[On behalf of Ben Hammer, Shandong University]
A Call for Drafts for the Inaugural English-language Edition of Heritage and Transition: Studies in Chinese Humanities
Shandong University’s Journal of Literature, History and Philosophy (《文史哲》Wen Shi Zhe) is one of mainland China’s most well-known and well-respected academic journals. It has appeared bi-monthly for more than half a decade and has gained the highest repute among Chinese scholars. The Journal focuses on presenting scholarly work on various aspects of China’s traditional culture and society.
Due to the rising demand and desire for international dialogue as well as the rising prominence of sinology in Western countries, the editorial board has decided to begin publishing an edition in English, entitled Heritage and Transition: Studies in Chinese Humanities. It is our goal to help foster such international dialogue and provide a platform for important academic exchange.
This notice is to officially extend an invitation to Western scholars to take part in Heritage and Transition’s inaugural English-language edition. The theme of the inaugural edition is “The Forms and Formation of Chinese Society” (中国社会形态的问题). All entries must be original works somehow related to this theme.
There is no fee to submit. All submissions will be reviewed by the editorial board. All accepted submissions will receive payment. Furthermore, along with being published in the English edition, accepted works will also be translated into Chinese and published separately in the Chinese edition.
The deadline for the first edition is September 30, 2013. Submissions should be between 6,000 and 10,000 words in length. If you are interested in contributing or have questions, please contact Dr. Ben Hammer at firstname.lastname@example.org
Assistant Editor, Heritage and Transition
Lecturer, Advanced Institute of Confucian Studies
Jinan, Shandong, China, 250100
I am very excited to announce and to celebrate the generosity of Manyul’s and my teacher at the University of Michigan, Don Munro. We should all be grateful for his continuing efforts to cultivate the field of Chinese thought!
The American Council of Learned Societies is pleased to announce the establishment of the Munro Fund for Chinese Thought. Proceeds of the fund, which was created through Donald J. Munro’s generous gifts to ACLS, will help support ACLS Fellowships awarded for research projects on Chinese philosophical traditions and ethical systems that exhibit high quality in sinology and in critical analysis, as well as relevance to human problems.
The Munro Fund can help fund awards in any ACLS fellowship program, except those supporting pre-doctoral study. A list of ACLS fellowship programs with links to information about each can be found at http://www.acls.org/programs/comps/.
Continue reading “Munro Fund for Chinese Thought Established at ACLS”
Scott Cook’s extensive, two-volume study and complete translation of the Guodian excavated texts has been published and is available through University of Hawaii Press. For more information, check out these two sites (vol. 1; vol. 2), which are largely identical but have links for purchasing the two volumes at the bottom. Congratulations, Scott!
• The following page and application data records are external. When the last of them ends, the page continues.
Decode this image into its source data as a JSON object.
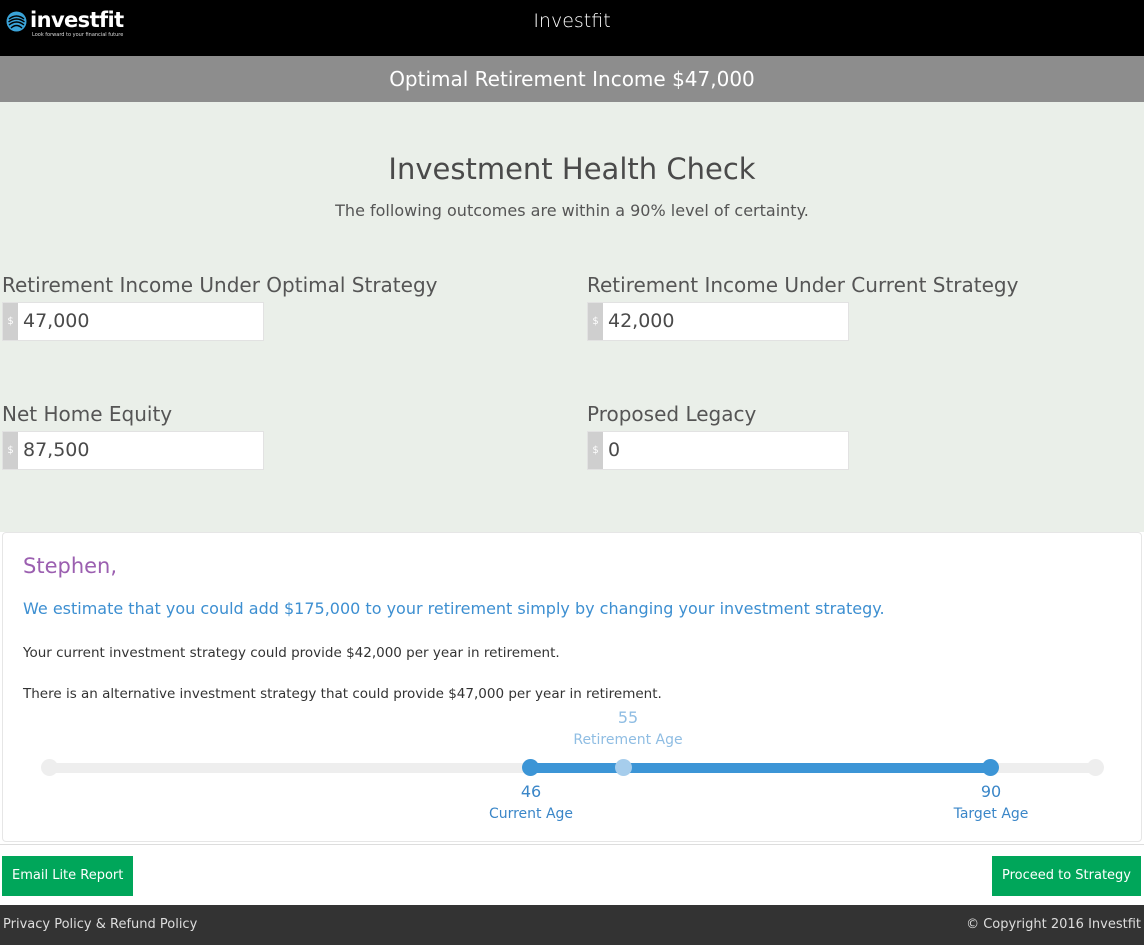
{
  "header": {
    "logo_word": "investfit",
    "logo_tagline": "Look forward to your financial future",
    "title": "Investfit"
  },
  "banner": {
    "text": "Optimal Retirement Income $47,000"
  },
  "health_check": {
    "title": "Investment Health Check",
    "subtitle": "The following outcomes are within a 90% level of certainty.",
    "currency_symbol": "$",
    "fields": [
      {
        "label": "Retirement Income Under Optimal Strategy",
        "value": "47,000"
      },
      {
        "label": "Retirement Income Under Current Strategy",
        "value": "42,000"
      },
      {
        "label": "Net Home Equity",
        "value": "87,500"
      },
      {
        "label": "Proposed Legacy",
        "value": "0"
      }
    ]
  },
  "summary": {
    "greeting": "Stephen,",
    "estimate": "We estimate that you could add $175,000 to your retirement simply by changing your investment strategy.",
    "current_text": "Your current investment strategy could provide $42,000 per year in retirement.",
    "alternative_text": "There is an alternative investment strategy that could provide $47,000 per year in retirement."
  },
  "age_slider": {
    "retirement_age": {
      "value": "55",
      "label": "Retirement Age"
    },
    "current_age": {
      "value": "46",
      "label": "Current Age"
    },
    "target_age": {
      "value": "90",
      "label": "Target Age"
    }
  },
  "actions": {
    "email_button": "Email Lite Report",
    "proceed_button": "Proceed to Strategy"
  },
  "footer": {
    "policy_link": "Privacy Policy & Refund Policy",
    "copyright": "© Copyright 2016 Investfit"
  },
  "colors": {
    "header_bg": "#000000",
    "banner_bg": "#8d8d8d",
    "section_bg": "#eaefe9",
    "greeting": "#9b5fb0",
    "accent_blue": "#3c95d6",
    "button_green": "#00a65a",
    "footer_bg": "#333333"
  }
}
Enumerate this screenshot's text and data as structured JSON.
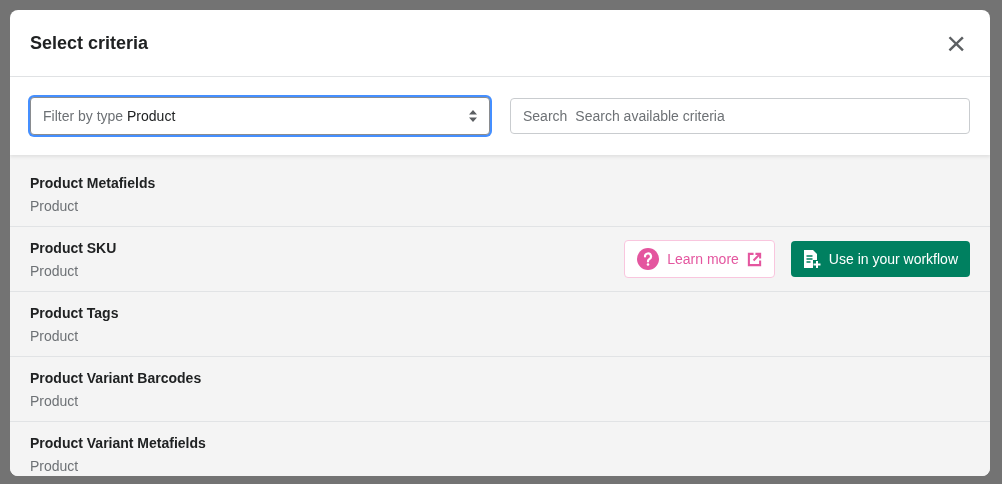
{
  "dialog": {
    "title": "Select criteria",
    "close": "×"
  },
  "filter": {
    "label": "Filter by type",
    "value": "Product",
    "focused": true
  },
  "search": {
    "label": "Search",
    "placeholder": "Search available criteria"
  },
  "criteria": [
    {
      "name": "Product Metafields",
      "type": "Product"
    },
    {
      "name": "Product SKU",
      "type": "Product",
      "actions": [
        {
          "kind": "help",
          "label": "Learn more"
        },
        {
          "kind": "use",
          "label": "Use in your workflow"
        }
      ]
    },
    {
      "name": "Product Tags",
      "type": "Product"
    },
    {
      "name": "Product Variant Barcodes",
      "type": "Product"
    },
    {
      "name": "Product Variant Metafields",
      "type": "Product"
    }
  ]
}
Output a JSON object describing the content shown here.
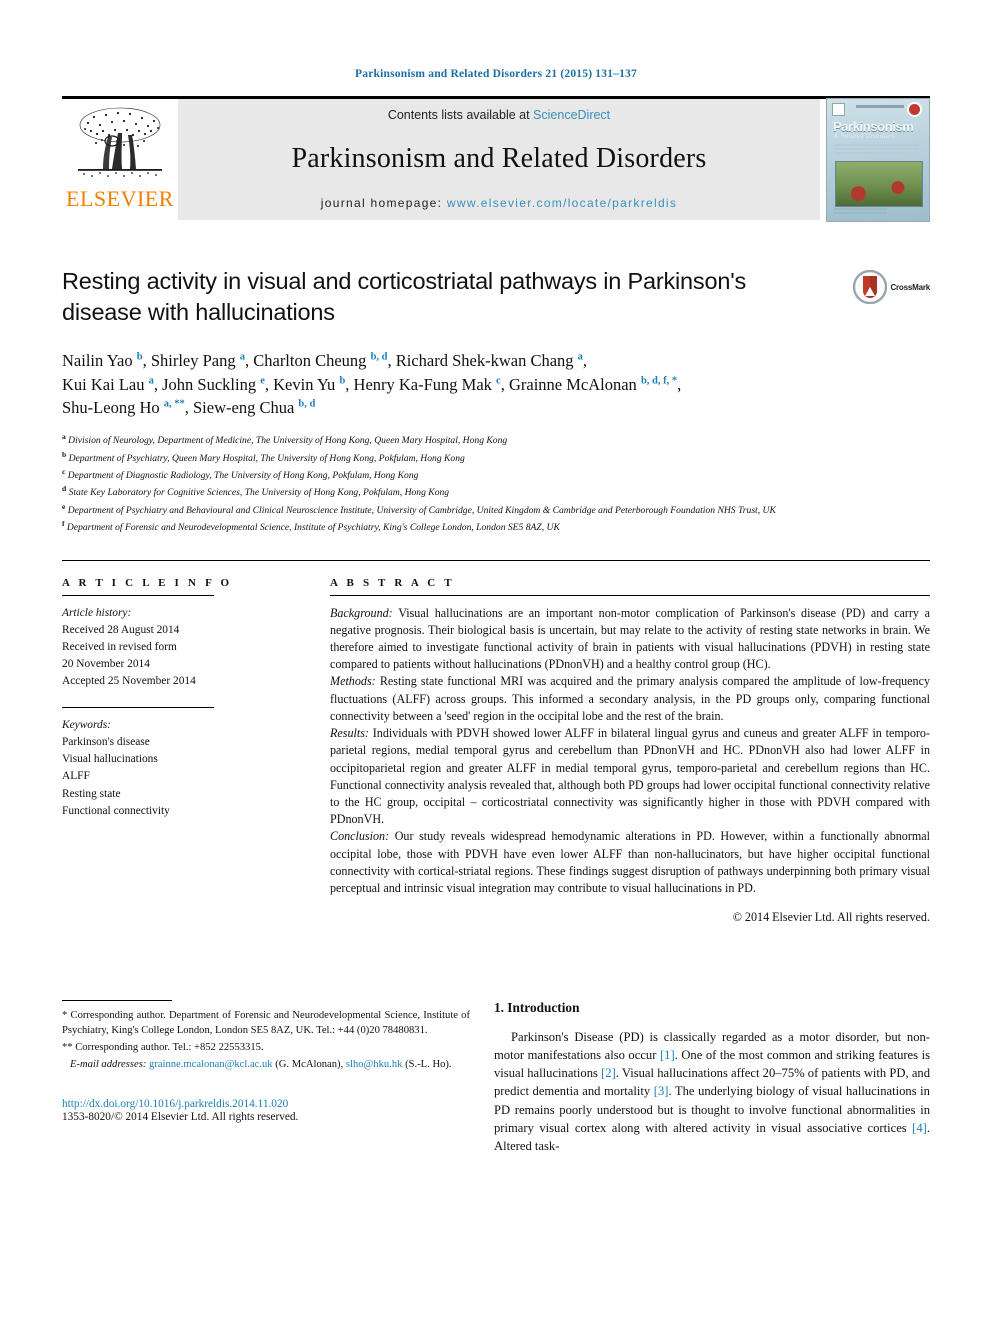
{
  "running_head": "Parkinsonism and Related Disorders 21 (2015) 131–137",
  "masthead": {
    "publisher": "ELSEVIER",
    "contents_prefix": "Contents lists available at ",
    "contents_link": "ScienceDirect",
    "journal_name": "Parkinsonism and Related Disorders",
    "homepage_prefix": "journal homepage: ",
    "homepage_url": "www.elsevier.com/locate/parkreldis",
    "cover": {
      "title": "Parkinsonism",
      "subtitle": "& Related Disorders"
    }
  },
  "article": {
    "title": "Resting activity in visual and corticostriatal pathways in Parkinson's disease with hallucinations",
    "crossmark_label": "CrossMark",
    "authors_line_1": "Nailin Yao <sup>b</sup>, Shirley Pang <sup>a</sup>, Charlton Cheung <sup>b, d</sup>, Richard Shek-kwan Chang <sup>a</sup>,",
    "authors_line_2": "Kui Kai Lau <sup>a</sup>, John Suckling <sup>e</sup>, Kevin Yu <sup>b</sup>, Henry Ka-Fung Mak <sup>c</sup>, Grainne McAlonan <sup>b, d, f, *</sup>,",
    "authors_line_3": "Shu-Leong Ho <sup>a, **</sup>, Siew-eng Chua <sup>b, d</sup>",
    "affiliations": [
      "<sup>a</sup> Division of Neurology, Department of Medicine, The University of Hong Kong, Queen Mary Hospital, Hong Kong",
      "<sup>b</sup> Department of Psychiatry, Queen Mary Hospital, The University of Hong Kong, Pokfulam, Hong Kong",
      "<sup>c</sup> Department of Diagnostic Radiology, The University of Hong Kong, Pokfulam, Hong Kong",
      "<sup>d</sup> State Key Laboratory for Cognitive Sciences, The University of Hong Kong, Pokfulam, Hong Kong",
      "<sup>e</sup> Department of Psychiatry and Behavioural and Clinical Neuroscience Institute, University of Cambridge, United Kingdom &amp; Cambridge and Peterborough Foundation NHS Trust, UK",
      "<sup>f</sup> Department of Forensic and Neurodevelopmental Science, Institute of Psychiatry, King's College London, London SE5 8AZ, UK"
    ]
  },
  "article_info": {
    "heading": "A R T I C L E  I N F O",
    "history_label": "Article history:",
    "history": [
      "Received 28 August 2014",
      "Received in revised form",
      "20 November 2014",
      "Accepted 25 November 2014"
    ],
    "keywords_label": "Keywords:",
    "keywords": [
      "Parkinson's disease",
      "Visual hallucinations",
      "ALFF",
      "Resting state",
      "Functional connectivity"
    ]
  },
  "abstract": {
    "heading": "A B S T R A C T",
    "paragraphs": [
      {
        "lead": "Background:",
        "text": " Visual hallucinations are an important non-motor complication of Parkinson's disease (PD) and carry a negative prognosis. Their biological basis is uncertain, but may relate to the activity of resting state networks in brain. We therefore aimed to investigate functional activity of brain in patients with visual hallucinations (PDVH) in resting state compared to patients without hallucinations (PDnonVH) and a healthy control group (HC)."
      },
      {
        "lead": "Methods:",
        "text": " Resting state functional MRI was acquired and the primary analysis compared the amplitude of low-frequency fluctuations (ALFF) across groups. This informed a secondary analysis, in the PD groups only, comparing functional connectivity between a 'seed' region in the occipital lobe and the rest of the brain."
      },
      {
        "lead": "Results:",
        "text": " Individuals with PDVH showed lower ALFF in bilateral lingual gyrus and cuneus and greater ALFF in temporo-parietal regions, medial temporal gyrus and cerebellum than PDnonVH and HC. PDnonVH also had lower ALFF in occipitoparietal region and greater ALFF in medial temporal gyrus, temporo-parietal and cerebellum regions than HC. Functional connectivity analysis revealed that, although both PD groups had lower occipital functional connectivity relative to the HC group, occipital – corticostriatal connectivity was significantly higher in those with PDVH compared with PDnonVH."
      },
      {
        "lead": "Conclusion:",
        "text": " Our study reveals widespread hemodynamic alterations in PD. However, within a functionally abnormal occipital lobe, those with PDVH have even lower ALFF than non-hallucinators, but have higher occipital functional connectivity with cortical-striatal regions. These findings suggest disruption of pathways underpinning both primary visual perceptual and intrinsic visual integration may contribute to visual hallucinations in PD."
      }
    ],
    "copyright": "© 2014 Elsevier Ltd. All rights reserved."
  },
  "footnotes": {
    "corresponding_1": "* Corresponding author. Department of Forensic and Neurodevelopmental Science, Institute of Psychiatry, King's College London, London SE5 8AZ, UK. Tel.: +44 (0)20 78480831.",
    "corresponding_2": "** Corresponding author. Tel.: +852 22553315.",
    "email_label": "E-mail addresses:",
    "email_1": "grainne.mcalonan@kcl.ac.uk",
    "email_1_owner": " (G. McAlonan), ",
    "email_2": "slho@hku.hk",
    "email_2_owner": " (S.-L. Ho)."
  },
  "publication": {
    "doi": "http://dx.doi.org/10.1016/j.parkreldis.2014.11.020",
    "issn_line": "1353-8020/© 2014 Elsevier Ltd. All rights reserved."
  },
  "introduction": {
    "heading": "1. Introduction",
    "text_parts": [
      "Parkinson's Disease (PD) is classically regarded as a motor disorder, but non-motor manifestations also occur ",
      "[1]",
      ". One of the most common and striking features is visual hallucinations ",
      "[2]",
      ". Visual hallucinations affect 20–75% of patients with PD, and predict dementia and mortality ",
      "[3]",
      ". The underlying biology of visual hallucinations in PD remains poorly understood but is thought to involve functional abnormalities in primary visual cortex along with altered activity in visual associative cortices ",
      "[4]",
      ". Altered task-"
    ]
  },
  "colors": {
    "link_blue": "#1a7fb5",
    "sciencedirect_blue": "#3a8fbf",
    "elsevier_orange": "#f08000",
    "band_grey": "#e8e8e8"
  }
}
Here follows the blurb from the website:
The cache of bamboo texts recently unearthed (in 1993) from the village of Guodian, Hubei Province, is without doubt a rare and unique find in the history of Chinese philosophy and literature. As the only archaeologically excavated corpus of philosophical manuscripts to emerge from a Warring States–period tomb, the Guodian texts provide us with a wealth of reliable information for gaining new insights into the textual and intellectual history of pre-imperial China. In this respect, one may reasonably claim that they are the most exciting thing to happen to the study of early China since the third century ad, the last time a pre-imperial textual cache of similar import was unearthed. More than a few scholars have even gone so far as to suggest that their discovery necessitates that the entire history of early Chinese intellectual history will have to be rewritten. The importance of these texts is manifold. First, given the prominence of Confucian works in the corpus, they serve to fill out much of the intellectual historical picture for the doctrines of roughly three generations of Confucian disciples who fell between the times of Confucius 孔子 (551–479 BC) and Mencius孟子 (ca. 390–305 BC). Next, the discovery of three different texts that each parallel portions of the Daodejing 道德經 (aka. Laozi 老子), along with a possibly related cosmogonic work, the “Taiyi sheng shui”太一生水, is helping us better understand the formation and early transmission of the Laozi and the nature of its relationship to early Confucian thought and even popular beliefs. Moreover, the dating of the tomb serves to dispel serious doubts about the early temporal provenance of both the Laozi and many of the chapters from the Li ji 禮記 (Book of Ritual), as well as giving us a number of clues to help us reconstruct the history of the early Chinese canonical “classics” that are cited in some of the texts. And written as they are in the local Chu 楚 script, the manuscripts hold great significance for the study of early Chinese paleography and phonology, giving us tangible examples of “ancient script” forms hitherto seen mainly in early character dictionaries and a limited array of technical manuscripts previously excavated from the region.